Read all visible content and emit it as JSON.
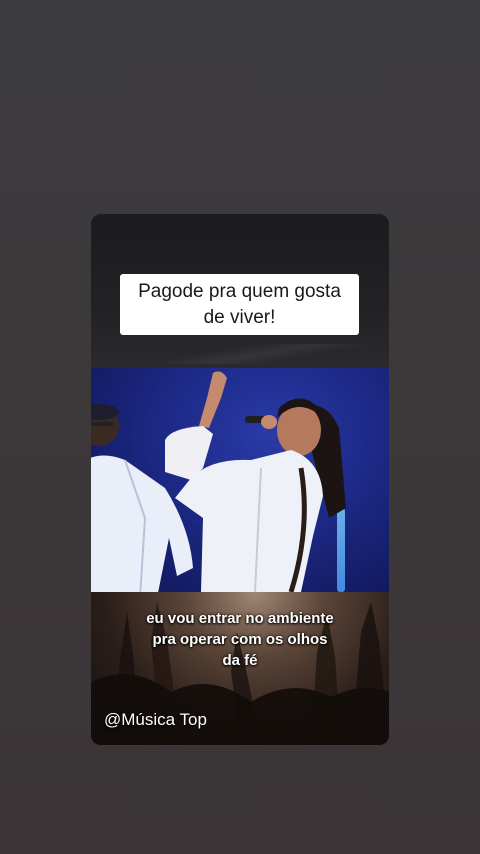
{
  "story": {
    "title": "Pagode pra quem gosta de viver!",
    "lyrics": [
      "eu vou entrar no ambiente",
      "pra operar com os olhos",
      "da fé"
    ],
    "handle": "@Música Top"
  },
  "colors": {
    "background": "#3c393b",
    "stage_blue": "#1d2a88",
    "title_box": "#ffffff"
  },
  "icons": []
}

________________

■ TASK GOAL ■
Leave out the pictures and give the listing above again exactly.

■ WRITTEN ANSWER ■
Read all visible content and emit it as JSON.
{
  "story": {
    "title": "Pagode pra quem gosta de viver!",
    "lyrics": [
      "eu vou entrar no ambiente",
      "pra operar com os olhos",
      "da fé"
    ],
    "handle": "@Música Top"
  },
  "colors": {
    "background": "#3c393b",
    "stage_blue": "#1d2a88",
    "title_box": "#ffffff"
  },
  "icons": []
}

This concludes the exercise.